All lines in the entries below that hold "JSON" make up the answer.
═════ RECORD EXCERPTS ═════
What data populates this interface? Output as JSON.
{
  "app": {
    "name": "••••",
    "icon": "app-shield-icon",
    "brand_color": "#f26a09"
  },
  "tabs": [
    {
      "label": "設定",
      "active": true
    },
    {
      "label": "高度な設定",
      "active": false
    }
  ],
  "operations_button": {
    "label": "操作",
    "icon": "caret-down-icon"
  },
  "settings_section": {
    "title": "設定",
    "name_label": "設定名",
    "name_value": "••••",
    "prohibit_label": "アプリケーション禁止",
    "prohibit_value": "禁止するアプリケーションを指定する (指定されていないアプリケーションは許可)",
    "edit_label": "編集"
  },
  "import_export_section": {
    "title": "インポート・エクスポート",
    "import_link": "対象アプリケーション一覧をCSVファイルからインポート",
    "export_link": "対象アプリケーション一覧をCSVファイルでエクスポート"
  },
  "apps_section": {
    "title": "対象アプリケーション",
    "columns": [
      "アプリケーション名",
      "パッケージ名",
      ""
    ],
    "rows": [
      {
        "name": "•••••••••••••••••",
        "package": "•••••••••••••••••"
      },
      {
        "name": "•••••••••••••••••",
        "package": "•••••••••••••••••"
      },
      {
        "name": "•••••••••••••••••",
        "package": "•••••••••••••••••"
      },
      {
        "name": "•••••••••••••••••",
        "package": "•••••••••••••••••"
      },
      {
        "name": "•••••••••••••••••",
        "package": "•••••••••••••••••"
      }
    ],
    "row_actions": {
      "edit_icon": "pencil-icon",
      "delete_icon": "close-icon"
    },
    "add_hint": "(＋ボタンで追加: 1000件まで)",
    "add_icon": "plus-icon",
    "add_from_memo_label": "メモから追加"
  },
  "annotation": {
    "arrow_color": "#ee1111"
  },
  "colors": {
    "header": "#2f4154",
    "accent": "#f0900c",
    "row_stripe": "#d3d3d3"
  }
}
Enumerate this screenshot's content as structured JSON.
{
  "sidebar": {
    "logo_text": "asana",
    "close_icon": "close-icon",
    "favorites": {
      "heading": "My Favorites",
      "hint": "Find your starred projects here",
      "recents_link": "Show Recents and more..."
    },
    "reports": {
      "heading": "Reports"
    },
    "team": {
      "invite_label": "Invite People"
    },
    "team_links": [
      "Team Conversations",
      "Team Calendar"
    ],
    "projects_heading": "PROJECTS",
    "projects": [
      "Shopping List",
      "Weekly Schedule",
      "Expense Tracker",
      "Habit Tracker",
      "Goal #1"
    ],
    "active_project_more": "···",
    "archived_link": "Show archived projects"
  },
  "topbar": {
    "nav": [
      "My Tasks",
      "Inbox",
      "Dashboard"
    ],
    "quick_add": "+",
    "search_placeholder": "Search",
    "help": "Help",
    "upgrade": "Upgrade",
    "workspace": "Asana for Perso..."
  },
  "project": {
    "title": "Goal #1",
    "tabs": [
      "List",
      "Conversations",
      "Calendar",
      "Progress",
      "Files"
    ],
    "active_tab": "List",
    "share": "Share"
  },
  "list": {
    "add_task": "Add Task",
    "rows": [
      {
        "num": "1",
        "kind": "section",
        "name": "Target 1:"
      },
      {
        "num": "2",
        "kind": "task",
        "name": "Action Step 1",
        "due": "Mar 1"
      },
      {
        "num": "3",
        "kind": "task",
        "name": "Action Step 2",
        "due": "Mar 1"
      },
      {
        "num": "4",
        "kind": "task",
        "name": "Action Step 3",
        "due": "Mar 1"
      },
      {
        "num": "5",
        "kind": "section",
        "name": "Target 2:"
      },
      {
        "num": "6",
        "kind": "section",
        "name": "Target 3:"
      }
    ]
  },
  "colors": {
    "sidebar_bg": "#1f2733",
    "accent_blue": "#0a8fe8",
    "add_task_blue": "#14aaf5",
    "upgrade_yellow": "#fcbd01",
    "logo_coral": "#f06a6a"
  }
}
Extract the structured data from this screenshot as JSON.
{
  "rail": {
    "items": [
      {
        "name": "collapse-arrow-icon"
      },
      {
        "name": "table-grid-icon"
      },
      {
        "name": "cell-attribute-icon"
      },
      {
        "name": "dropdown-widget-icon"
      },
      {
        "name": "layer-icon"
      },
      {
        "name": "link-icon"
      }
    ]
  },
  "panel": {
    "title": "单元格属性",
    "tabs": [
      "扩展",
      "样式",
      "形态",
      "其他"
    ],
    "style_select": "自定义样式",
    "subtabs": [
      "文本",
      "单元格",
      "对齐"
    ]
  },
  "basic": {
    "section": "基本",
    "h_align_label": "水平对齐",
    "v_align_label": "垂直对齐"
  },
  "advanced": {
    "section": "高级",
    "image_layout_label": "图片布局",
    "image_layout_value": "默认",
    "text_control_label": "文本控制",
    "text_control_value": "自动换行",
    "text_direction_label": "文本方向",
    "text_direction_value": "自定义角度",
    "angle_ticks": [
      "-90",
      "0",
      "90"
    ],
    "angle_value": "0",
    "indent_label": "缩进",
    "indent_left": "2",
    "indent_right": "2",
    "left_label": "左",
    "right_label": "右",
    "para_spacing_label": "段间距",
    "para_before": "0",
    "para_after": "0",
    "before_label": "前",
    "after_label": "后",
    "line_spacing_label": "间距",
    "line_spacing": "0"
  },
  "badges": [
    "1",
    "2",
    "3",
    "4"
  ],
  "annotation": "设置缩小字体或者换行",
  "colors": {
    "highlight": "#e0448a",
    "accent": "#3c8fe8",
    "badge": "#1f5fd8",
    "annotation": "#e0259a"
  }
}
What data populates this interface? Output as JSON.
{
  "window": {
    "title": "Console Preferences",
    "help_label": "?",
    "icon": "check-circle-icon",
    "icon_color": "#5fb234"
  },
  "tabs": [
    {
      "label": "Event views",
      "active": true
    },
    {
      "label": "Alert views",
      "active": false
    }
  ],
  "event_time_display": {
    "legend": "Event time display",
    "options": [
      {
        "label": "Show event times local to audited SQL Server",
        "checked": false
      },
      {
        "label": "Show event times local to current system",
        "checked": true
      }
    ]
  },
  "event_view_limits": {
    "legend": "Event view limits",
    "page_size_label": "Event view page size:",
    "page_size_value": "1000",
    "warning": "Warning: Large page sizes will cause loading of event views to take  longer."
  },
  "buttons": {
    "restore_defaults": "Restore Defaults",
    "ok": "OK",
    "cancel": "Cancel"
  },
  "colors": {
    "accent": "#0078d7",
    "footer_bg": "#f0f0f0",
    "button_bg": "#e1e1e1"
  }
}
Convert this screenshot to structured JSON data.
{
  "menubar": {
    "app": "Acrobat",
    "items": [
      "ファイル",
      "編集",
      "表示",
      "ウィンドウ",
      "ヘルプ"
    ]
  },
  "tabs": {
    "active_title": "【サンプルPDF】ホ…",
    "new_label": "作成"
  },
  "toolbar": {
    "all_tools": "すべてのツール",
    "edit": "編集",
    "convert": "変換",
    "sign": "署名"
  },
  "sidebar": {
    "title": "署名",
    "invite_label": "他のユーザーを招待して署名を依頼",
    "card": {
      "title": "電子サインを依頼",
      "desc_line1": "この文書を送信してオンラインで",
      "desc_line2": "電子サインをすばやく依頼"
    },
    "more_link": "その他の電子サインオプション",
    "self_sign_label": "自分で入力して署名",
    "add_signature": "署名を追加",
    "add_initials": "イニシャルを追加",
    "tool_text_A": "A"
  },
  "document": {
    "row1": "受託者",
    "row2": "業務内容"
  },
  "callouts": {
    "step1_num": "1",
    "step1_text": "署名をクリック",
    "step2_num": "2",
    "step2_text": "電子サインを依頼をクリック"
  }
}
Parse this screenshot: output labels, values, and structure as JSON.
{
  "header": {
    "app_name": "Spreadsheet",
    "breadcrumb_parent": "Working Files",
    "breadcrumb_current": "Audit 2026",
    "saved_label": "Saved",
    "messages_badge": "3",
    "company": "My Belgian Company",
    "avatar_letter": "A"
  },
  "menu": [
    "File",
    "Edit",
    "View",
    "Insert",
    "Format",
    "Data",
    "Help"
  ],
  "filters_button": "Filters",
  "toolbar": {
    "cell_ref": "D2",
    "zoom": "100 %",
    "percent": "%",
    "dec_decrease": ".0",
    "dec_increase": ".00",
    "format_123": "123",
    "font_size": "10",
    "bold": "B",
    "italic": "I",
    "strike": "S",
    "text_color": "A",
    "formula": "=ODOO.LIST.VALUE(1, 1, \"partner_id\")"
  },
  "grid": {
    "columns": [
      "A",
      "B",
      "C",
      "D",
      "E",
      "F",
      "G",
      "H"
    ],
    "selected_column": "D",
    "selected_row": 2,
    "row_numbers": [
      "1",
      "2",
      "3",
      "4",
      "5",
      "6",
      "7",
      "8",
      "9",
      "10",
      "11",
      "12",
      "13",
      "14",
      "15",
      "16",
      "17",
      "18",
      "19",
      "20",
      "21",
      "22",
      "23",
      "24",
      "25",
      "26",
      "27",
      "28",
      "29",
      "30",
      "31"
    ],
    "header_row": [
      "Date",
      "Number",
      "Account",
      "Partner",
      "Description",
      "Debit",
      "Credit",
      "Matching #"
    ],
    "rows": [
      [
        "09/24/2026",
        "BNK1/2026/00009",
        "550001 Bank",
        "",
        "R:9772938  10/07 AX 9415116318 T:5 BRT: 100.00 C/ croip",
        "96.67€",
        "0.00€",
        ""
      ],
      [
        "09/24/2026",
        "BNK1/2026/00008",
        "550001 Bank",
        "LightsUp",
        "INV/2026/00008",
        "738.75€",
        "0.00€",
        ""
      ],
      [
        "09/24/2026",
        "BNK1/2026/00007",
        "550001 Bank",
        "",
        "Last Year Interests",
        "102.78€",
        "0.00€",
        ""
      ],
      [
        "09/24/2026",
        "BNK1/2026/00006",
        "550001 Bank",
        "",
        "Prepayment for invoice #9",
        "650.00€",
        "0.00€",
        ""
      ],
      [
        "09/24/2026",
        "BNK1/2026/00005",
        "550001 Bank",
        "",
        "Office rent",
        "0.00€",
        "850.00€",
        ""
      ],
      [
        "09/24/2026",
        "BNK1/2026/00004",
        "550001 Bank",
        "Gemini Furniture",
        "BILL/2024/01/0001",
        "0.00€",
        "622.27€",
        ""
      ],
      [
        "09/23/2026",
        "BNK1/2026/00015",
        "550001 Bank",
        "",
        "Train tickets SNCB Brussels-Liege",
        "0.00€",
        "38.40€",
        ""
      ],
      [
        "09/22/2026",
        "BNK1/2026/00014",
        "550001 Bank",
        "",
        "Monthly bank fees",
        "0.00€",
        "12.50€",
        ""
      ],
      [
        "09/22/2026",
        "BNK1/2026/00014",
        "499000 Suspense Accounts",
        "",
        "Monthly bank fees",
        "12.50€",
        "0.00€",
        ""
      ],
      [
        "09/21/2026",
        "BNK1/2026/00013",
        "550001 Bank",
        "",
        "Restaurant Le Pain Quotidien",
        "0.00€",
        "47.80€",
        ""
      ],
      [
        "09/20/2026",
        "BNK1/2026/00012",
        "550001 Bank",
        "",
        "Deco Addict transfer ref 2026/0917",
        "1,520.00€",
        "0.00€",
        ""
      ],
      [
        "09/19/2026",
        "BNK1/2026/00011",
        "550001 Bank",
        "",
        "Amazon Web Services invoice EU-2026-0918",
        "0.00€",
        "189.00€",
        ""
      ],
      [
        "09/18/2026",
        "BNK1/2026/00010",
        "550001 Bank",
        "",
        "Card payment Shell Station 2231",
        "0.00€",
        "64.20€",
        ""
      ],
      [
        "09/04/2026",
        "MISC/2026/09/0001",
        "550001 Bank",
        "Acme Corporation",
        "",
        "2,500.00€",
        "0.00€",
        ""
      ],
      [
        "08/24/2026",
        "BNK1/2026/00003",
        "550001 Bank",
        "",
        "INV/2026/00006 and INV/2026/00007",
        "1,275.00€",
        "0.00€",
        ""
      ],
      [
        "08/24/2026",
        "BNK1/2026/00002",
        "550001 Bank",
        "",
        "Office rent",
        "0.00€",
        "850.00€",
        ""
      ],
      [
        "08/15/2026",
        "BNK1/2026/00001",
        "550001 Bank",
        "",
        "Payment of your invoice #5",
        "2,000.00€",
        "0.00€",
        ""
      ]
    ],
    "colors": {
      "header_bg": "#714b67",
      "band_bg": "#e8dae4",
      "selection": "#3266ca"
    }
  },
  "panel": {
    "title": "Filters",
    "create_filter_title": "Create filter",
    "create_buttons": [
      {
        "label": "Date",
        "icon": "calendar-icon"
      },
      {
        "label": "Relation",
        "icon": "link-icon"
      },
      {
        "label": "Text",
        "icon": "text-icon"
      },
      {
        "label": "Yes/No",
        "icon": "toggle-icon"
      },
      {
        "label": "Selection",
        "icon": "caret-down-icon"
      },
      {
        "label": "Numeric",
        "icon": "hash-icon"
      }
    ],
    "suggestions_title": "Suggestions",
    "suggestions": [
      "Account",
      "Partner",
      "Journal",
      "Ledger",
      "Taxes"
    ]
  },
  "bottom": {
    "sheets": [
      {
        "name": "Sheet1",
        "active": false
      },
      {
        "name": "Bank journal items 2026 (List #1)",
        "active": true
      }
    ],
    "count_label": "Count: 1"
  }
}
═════
_EXPECTED ANSWER_
What data populates this interface? Output as JSON.
Enumerate this screenshot's content as structured JSON.
Extract the structured data from this screenshot as JSON.
What data populates this interface? Output as JSON.
Convert this screenshot to structured JSON data.
Parse this screenshot: output labels, values, and structure as JSON.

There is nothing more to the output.